• **Task requirements**
The answer must consist of the entire listing, repeated exactly.
■ ■ ■ ■ ■ ■ ■
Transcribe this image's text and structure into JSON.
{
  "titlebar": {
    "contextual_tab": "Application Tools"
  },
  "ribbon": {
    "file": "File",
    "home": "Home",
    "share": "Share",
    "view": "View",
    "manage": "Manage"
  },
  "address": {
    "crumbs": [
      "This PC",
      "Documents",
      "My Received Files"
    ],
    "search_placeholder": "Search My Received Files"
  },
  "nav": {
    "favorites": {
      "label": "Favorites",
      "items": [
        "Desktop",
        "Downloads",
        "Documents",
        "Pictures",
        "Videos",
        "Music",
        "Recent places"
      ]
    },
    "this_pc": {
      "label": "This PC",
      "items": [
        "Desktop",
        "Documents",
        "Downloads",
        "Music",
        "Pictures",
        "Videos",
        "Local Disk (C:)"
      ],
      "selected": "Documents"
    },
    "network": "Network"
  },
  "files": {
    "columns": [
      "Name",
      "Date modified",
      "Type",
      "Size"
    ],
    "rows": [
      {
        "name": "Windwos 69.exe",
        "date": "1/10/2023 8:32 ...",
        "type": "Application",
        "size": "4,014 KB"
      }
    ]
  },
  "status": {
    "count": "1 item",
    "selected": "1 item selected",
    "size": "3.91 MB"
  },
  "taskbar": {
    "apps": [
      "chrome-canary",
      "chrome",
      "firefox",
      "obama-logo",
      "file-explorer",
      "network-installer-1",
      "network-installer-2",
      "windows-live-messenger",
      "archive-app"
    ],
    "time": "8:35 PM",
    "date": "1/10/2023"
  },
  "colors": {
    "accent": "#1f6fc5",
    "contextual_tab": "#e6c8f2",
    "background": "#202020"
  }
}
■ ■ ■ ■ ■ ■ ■
• **Solved problem**
Transcribe this image's text and structure into JSON.
{
  "titlebar": {
    "contextual_tab": "Application Tools"
  },
  "ribbon": {
    "file": "File",
    "home": "Home",
    "share": "Share",
    "view": "View",
    "manage": "Manage"
  },
  "address": {
    "crumbs": [
      "This PC",
      "Documents",
      "My Received Files"
    ],
    "search_placeholder": "Search My Received Files"
  },
  "nav": {
    "favorites": {
      "label": "Favorites",
      "items": [
        "Desktop",
        "Downloads",
        "Documents",
        "Pictures",
        "Videos",
        "Music",
        "Recent places"
      ]
    },
    "this_pc": {
      "label": "This PC",
      "items": [
        "Desktop",
        "Documents",
        "Downloads",
        "Music",
        "Pictures",
        "Videos",
        "Local Disk (C:)"
      ],
      "selected": "Documents"
    },
    "network": "Network"
  },
  "files": {
    "columns": [
      "Name",
      "Date modified",
      "Type",
      "Size"
    ],
    "rows": [
      {
        "name": "Windwos 69.exe",
        "date": "1/10/2023 8:32 ...",
        "type": "Application",
        "size": "4,014 KB"
      }
    ]
  },
  "status": {
    "count": "1 item",
    "selected": "1 item selected",
    "size": "3.91 MB"
  },
  "taskbar": {
    "apps": [
      "chrome-canary",
      "chrome",
      "firefox",
      "obama-logo",
      "file-explorer",
      "network-installer-1",
      "network-installer-2",
      "windows-live-messenger",
      "archive-app"
    ],
    "time": "8:35 PM",
    "date": "1/10/2023"
  },
  "colors": {
    "accent": "#1f6fc5",
    "contextual_tab": "#e6c8f2",
    "background": "#202020"
  }
}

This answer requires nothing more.